Since shortly before his death, local boosters, Twain fanatics, scholars, and others—have wanted to see where Mark Twain (and Tom Sawyer and Huck Finn) lived. These fans put a great deal of faith in his houses as places where they could access the “real” Mark Twain. At his houses, now museums, Twain remains as popular as he ever was during his lifetime. Focusing on the history of Florida, Missouri; Hannibal, Missouri; Hartford, Connecticut; and Elmira, New York at the moments when members of these communities made the decision to “save” the historic structures associated with Twain in this book, Hilary Iris Lowe examines our popular devotion to Twain during the twentieth century and how the rise of his house museums have changed the way we understand Mark Twain.
For a recent review of the book, see Kathleen Corbett’s review in The Public Historian.
From Page to Place: American Literary Tourism and the Afterlives of Authors (collection edited by Jennifer Harris and Hilary Iris Lowe)
Literary tourism has existed in the United States since at least the early nineteenth century, and now includes sites in almost every corner of the country. From Page to Place examines how Americans have taken up this form of tourism, offering an investigation of the places and practices of literary tourism from literary scholars, historians, tour guides, and collectors.
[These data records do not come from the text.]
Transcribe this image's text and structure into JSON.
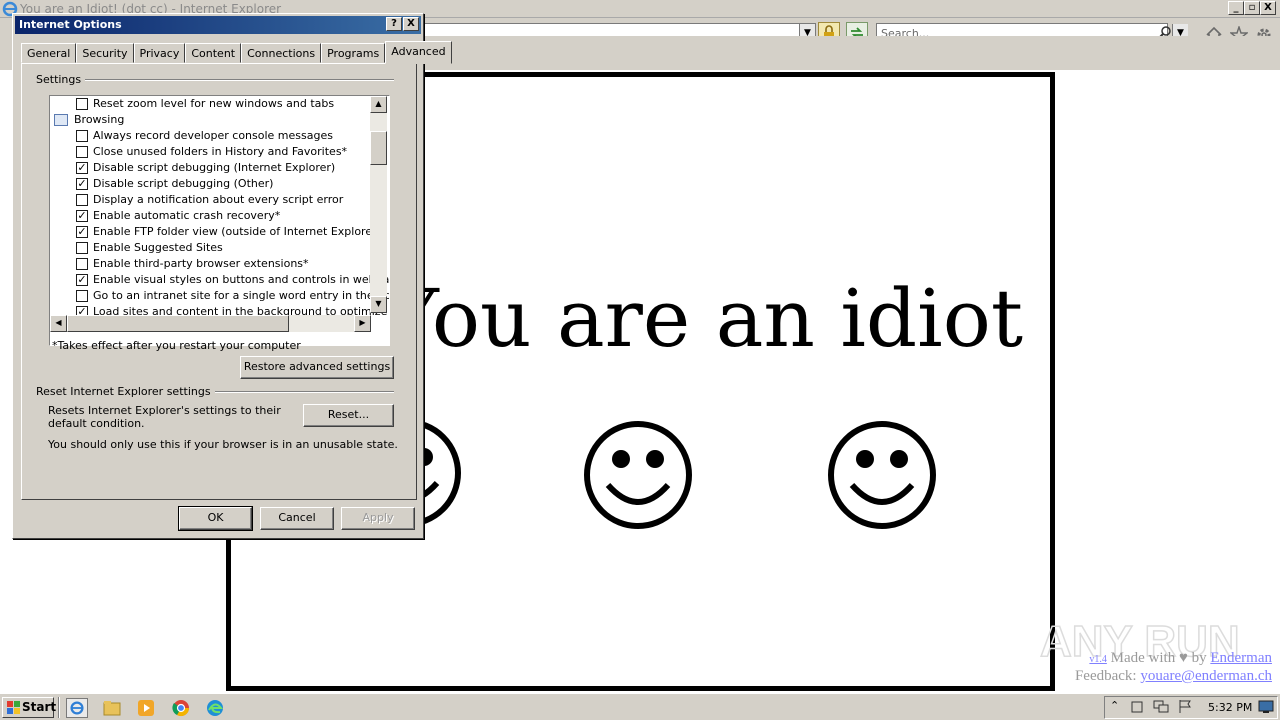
{
  "browser": {
    "window_title": "You are an Idiot! (dot cc) - Internet Explorer",
    "search_placeholder": "Search...",
    "window_controls": [
      "_",
      "▫",
      "X"
    ]
  },
  "page": {
    "headline": "You are an idiot",
    "credit": {
      "version": "v1.4",
      "made_with": "Made with",
      "by": "by",
      "author": "Enderman",
      "feedback_label": "Feedback:",
      "feedback_email": "youare@enderman.ch"
    },
    "watermark": "ANY RUN"
  },
  "dialog": {
    "title": "Internet Options",
    "help_label": "?",
    "close_label": "X",
    "tabs": [
      "General",
      "Security",
      "Privacy",
      "Content",
      "Connections",
      "Programs",
      "Advanced"
    ],
    "active_tab": "Advanced",
    "settings_group": "Settings",
    "settings": [
      {
        "label": "Reset zoom level for new windows and tabs",
        "checked": false,
        "type": "checkbox"
      },
      {
        "label": "Browsing",
        "type": "category"
      },
      {
        "label": "Always record developer console messages",
        "checked": false,
        "type": "checkbox"
      },
      {
        "label": "Close unused folders in History and Favorites*",
        "checked": false,
        "type": "checkbox"
      },
      {
        "label": "Disable script debugging (Internet Explorer)",
        "checked": true,
        "type": "checkbox"
      },
      {
        "label": "Disable script debugging (Other)",
        "checked": true,
        "type": "checkbox"
      },
      {
        "label": "Display a notification about every script error",
        "checked": false,
        "type": "checkbox"
      },
      {
        "label": "Enable automatic crash recovery*",
        "checked": true,
        "type": "checkbox"
      },
      {
        "label": "Enable FTP folder view (outside of Internet Explorer)",
        "checked": true,
        "type": "checkbox"
      },
      {
        "label": "Enable Suggested Sites",
        "checked": false,
        "type": "checkbox"
      },
      {
        "label": "Enable third-party browser extensions*",
        "checked": false,
        "type": "checkbox"
      },
      {
        "label": "Enable visual styles on buttons and controls in webpages",
        "checked": true,
        "type": "checkbox"
      },
      {
        "label": "Go to an intranet site for a single word entry in the Address bar",
        "checked": false,
        "type": "checkbox"
      },
      {
        "label": "Load sites and content in the background to optimize performance",
        "checked": true,
        "type": "checkbox"
      }
    ],
    "restart_note": "*Takes effect after you restart your computer",
    "restore_button": "Restore advanced settings",
    "reset_group": "Reset Internet Explorer settings",
    "reset_description": "Resets Internet Explorer's settings to their default condition.",
    "reset_button": "Reset...",
    "reset_warning": "You should only use this if your browser is in an unusable state.",
    "ok_button": "OK",
    "cancel_button": "Cancel",
    "apply_button": "Apply"
  },
  "taskbar": {
    "start_label": "Start",
    "clock": "5:32 PM"
  }
}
The essays here begin to trace for the first time the histories of some of these sites, the rituals associated with literary tourism, and the ways readers and visitors consume popular literature through touristic endeavors.